→ **Work instruction**:
Restate every entry word for word.

App and web page records
--------------------

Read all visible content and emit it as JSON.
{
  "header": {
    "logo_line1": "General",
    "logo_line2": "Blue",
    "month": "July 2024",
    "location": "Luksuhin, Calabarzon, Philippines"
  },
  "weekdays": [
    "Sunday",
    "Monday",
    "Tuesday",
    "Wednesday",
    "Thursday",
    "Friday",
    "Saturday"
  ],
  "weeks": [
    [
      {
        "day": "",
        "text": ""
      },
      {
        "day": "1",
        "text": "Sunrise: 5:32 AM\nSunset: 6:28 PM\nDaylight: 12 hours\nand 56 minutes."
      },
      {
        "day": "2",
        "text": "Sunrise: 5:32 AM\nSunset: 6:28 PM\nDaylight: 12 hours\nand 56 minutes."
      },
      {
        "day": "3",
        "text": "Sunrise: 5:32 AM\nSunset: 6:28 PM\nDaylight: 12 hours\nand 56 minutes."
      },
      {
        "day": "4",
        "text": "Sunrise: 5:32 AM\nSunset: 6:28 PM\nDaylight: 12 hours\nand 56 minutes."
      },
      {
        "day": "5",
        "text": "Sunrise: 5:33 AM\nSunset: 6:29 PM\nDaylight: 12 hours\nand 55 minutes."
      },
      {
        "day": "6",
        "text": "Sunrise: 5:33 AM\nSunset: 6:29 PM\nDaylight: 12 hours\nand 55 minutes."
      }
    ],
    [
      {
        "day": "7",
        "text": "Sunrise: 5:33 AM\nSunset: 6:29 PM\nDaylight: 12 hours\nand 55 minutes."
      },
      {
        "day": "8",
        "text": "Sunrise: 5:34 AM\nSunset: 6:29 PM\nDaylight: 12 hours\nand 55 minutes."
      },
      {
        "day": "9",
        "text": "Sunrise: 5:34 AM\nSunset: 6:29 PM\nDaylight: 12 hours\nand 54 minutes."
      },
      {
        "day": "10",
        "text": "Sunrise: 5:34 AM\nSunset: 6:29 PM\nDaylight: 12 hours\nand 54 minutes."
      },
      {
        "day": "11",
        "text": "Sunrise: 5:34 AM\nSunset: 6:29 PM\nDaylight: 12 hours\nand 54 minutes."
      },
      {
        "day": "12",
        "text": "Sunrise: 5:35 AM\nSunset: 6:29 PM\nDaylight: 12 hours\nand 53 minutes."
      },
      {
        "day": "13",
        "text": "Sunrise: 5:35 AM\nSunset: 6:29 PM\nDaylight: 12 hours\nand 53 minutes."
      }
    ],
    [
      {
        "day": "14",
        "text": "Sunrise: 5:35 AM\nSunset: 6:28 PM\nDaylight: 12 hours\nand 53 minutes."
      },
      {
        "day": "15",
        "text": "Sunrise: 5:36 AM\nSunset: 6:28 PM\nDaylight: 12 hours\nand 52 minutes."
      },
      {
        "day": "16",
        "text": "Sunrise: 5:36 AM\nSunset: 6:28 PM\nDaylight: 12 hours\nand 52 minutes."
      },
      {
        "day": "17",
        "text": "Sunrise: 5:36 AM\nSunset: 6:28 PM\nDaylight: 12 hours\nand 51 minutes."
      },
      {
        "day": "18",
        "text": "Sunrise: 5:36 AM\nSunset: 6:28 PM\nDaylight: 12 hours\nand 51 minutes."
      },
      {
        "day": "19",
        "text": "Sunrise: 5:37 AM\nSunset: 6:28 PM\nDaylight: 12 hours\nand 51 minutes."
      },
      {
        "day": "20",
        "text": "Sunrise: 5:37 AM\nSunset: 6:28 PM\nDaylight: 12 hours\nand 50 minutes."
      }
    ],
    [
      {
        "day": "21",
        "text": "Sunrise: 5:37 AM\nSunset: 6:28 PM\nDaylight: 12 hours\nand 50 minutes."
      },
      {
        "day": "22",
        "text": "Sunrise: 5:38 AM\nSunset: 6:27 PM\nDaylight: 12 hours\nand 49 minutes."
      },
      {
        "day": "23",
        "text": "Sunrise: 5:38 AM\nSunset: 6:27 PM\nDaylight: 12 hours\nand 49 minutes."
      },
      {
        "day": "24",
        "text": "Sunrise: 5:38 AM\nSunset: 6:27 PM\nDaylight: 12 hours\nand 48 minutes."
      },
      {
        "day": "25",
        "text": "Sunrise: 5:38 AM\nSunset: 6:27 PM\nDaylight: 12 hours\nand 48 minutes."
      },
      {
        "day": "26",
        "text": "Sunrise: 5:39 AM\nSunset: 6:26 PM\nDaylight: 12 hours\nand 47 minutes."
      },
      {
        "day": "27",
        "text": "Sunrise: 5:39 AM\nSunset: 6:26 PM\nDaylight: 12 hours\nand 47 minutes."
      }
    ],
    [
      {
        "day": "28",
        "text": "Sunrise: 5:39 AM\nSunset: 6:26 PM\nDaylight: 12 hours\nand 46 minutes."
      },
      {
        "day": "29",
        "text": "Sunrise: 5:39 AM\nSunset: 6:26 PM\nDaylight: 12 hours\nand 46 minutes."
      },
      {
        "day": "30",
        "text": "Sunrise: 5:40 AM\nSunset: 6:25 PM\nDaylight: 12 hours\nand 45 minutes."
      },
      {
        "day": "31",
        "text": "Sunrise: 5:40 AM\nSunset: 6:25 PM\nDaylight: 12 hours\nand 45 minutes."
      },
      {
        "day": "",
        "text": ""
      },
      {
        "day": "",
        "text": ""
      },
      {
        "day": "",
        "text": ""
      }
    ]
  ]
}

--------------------

→ **Result**:
Read all visible content and emit it as JSON.
{
  "header": {
    "logo_line1": "General",
    "logo_line2": "Blue",
    "month": "July 2024",
    "location": "Luksuhin, Calabarzon, Philippines"
  },
  "weekdays": [
    "Sunday",
    "Monday",
    "Tuesday",
    "Wednesday",
    "Thursday",
    "Friday",
    "Saturday"
  ],
  "weeks": [
    [
      {
        "day": "",
        "text": ""
      },
      {
        "day": "1",
        "text": "Sunrise: 5:32 AM\nSunset: 6:28 PM\nDaylight: 12 hours\nand 56 minutes."
      },
      {
        "day": "2",
        "text": "Sunrise: 5:32 AM\nSunset: 6:28 PM\nDaylight: 12 hours\nand 56 minutes."
      },
      {
        "day": "3",
        "text": "Sunrise: 5:32 AM\nSunset: 6:28 PM\nDaylight: 12 hours\nand 56 minutes."
      },
      {
        "day": "4",
        "text": "Sunrise: 5:32 AM\nSunset: 6:28 PM\nDaylight: 12 hours\nand 56 minutes."
      },
      {
        "day": "5",
        "text": "Sunrise: 5:33 AM\nSunset: 6:29 PM\nDaylight: 12 hours\nand 55 minutes."
      },
      {
        "day": "6",
        "text": "Sunrise: 5:33 AM\nSunset: 6:29 PM\nDaylight: 12 hours\nand 55 minutes."
      }
    ],
    [
      {
        "day": "7",
        "text": "Sunrise: 5:33 AM\nSunset: 6:29 PM\nDaylight: 12 hours\nand 55 minutes."
      },
      {
        "day": "8",
        "text": "Sunrise: 5:34 AM\nSunset: 6:29 PM\nDaylight: 12 hours\nand 55 minutes."
      },
      {
        "day": "9",
        "text": "Sunrise: 5:34 AM\nSunset: 6:29 PM\nDaylight: 12 hours\nand 54 minutes."
      },
      {
        "day": "10",
        "text": "Sunrise: 5:34 AM\nSunset: 6:29 PM\nDaylight: 12 hours\nand 54 minutes."
      },
      {
        "day": "11",
        "text": "Sunrise: 5:34 AM\nSunset: 6:29 PM\nDaylight: 12 hours\nand 54 minutes."
      },
      {
        "day": "12",
        "text": "Sunrise: 5:35 AM\nSunset: 6:29 PM\nDaylight: 12 hours\nand 53 minutes."
      },
      {
        "day": "13",
        "text": "Sunrise: 5:35 AM\nSunset: 6:29 PM\nDaylight: 12 hours\nand 53 minutes."
      }
    ],
    [
      {
        "day": "14",
        "text": "Sunrise: 5:35 AM\nSunset: 6:28 PM\nDaylight: 12 hours\nand 53 minutes."
      },
      {
        "day": "15",
        "text": "Sunrise: 5:36 AM\nSunset: 6:28 PM\nDaylight: 12 hours\nand 52 minutes."
      },
      {
        "day": "16",
        "text": "Sunrise: 5:36 AM\nSunset: 6:28 PM\nDaylight: 12 hours\nand 52 minutes."
      },
      {
        "day": "17",
        "text": "Sunrise: 5:36 AM\nSunset: 6:28 PM\nDaylight: 12 hours\nand 51 minutes."
      },
      {
        "day": "18",
        "text": "Sunrise: 5:36 AM\nSunset: 6:28 PM\nDaylight: 12 hours\nand 51 minutes."
      },
      {
        "day": "19",
        "text": "Sunrise: 5:37 AM\nSunset: 6:28 PM\nDaylight: 12 hours\nand 51 minutes."
      },
      {
        "day": "20",
        "text": "Sunrise: 5:37 AM\nSunset: 6:28 PM\nDaylight: 12 hours\nand 50 minutes."
      }
    ],
    [
      {
        "day": "21",
        "text": "Sunrise: 5:37 AM\nSunset: 6:28 PM\nDaylight: 12 hours\nand 50 minutes."
      },
      {
        "day": "22",
        "text": "Sunrise: 5:38 AM\nSunset: 6:27 PM\nDaylight: 12 hours\nand 49 minutes."
      },
      {
        "day": "23",
        "text": "Sunrise: 5:38 AM\nSunset: 6:27 PM\nDaylight: 12 hours\nand 49 minutes."
      },
      {
        "day": "24",
        "text": "Sunrise: 5:38 AM\nSunset: 6:27 PM\nDaylight: 12 hours\nand 48 minutes."
      },
      {
        "day": "25",
        "text": "Sunrise: 5:38 AM\nSunset: 6:27 PM\nDaylight: 12 hours\nand 48 minutes."
      },
      {
        "day": "26",
        "text": "Sunrise: 5:39 AM\nSunset: 6:26 PM\nDaylight: 12 hours\nand 47 minutes."
      },
      {
        "day": "27",
        "text": "Sunrise: 5:39 AM\nSunset: 6:26 PM\nDaylight: 12 hours\nand 47 minutes."
      }
    ],
    [
      {
        "day": "28",
        "text": "Sunrise: 5:39 AM\nSunset: 6:26 PM\nDaylight: 12 hours\nand 46 minutes."
      },
      {
        "day": "29",
        "text": "Sunrise: 5:39 AM\nSunset: 6:26 PM\nDaylight: 12 hours\nand 46 minutes."
      },
      {
        "day": "30",
        "text": "Sunrise: 5:40 AM\nSunset: 6:25 PM\nDaylight: 12 hours\nand 45 minutes."
      },
      {
        "day": "31",
        "text": "Sunrise: 5:40 AM\nSunset: 6:25 PM\nDaylight: 12 hours\nand 45 minutes."
      },
      {
        "day": "",
        "text": ""
      },
      {
        "day": "",
        "text": ""
      },
      {
        "day": "",
        "text": ""
      }
    ]
  ]
}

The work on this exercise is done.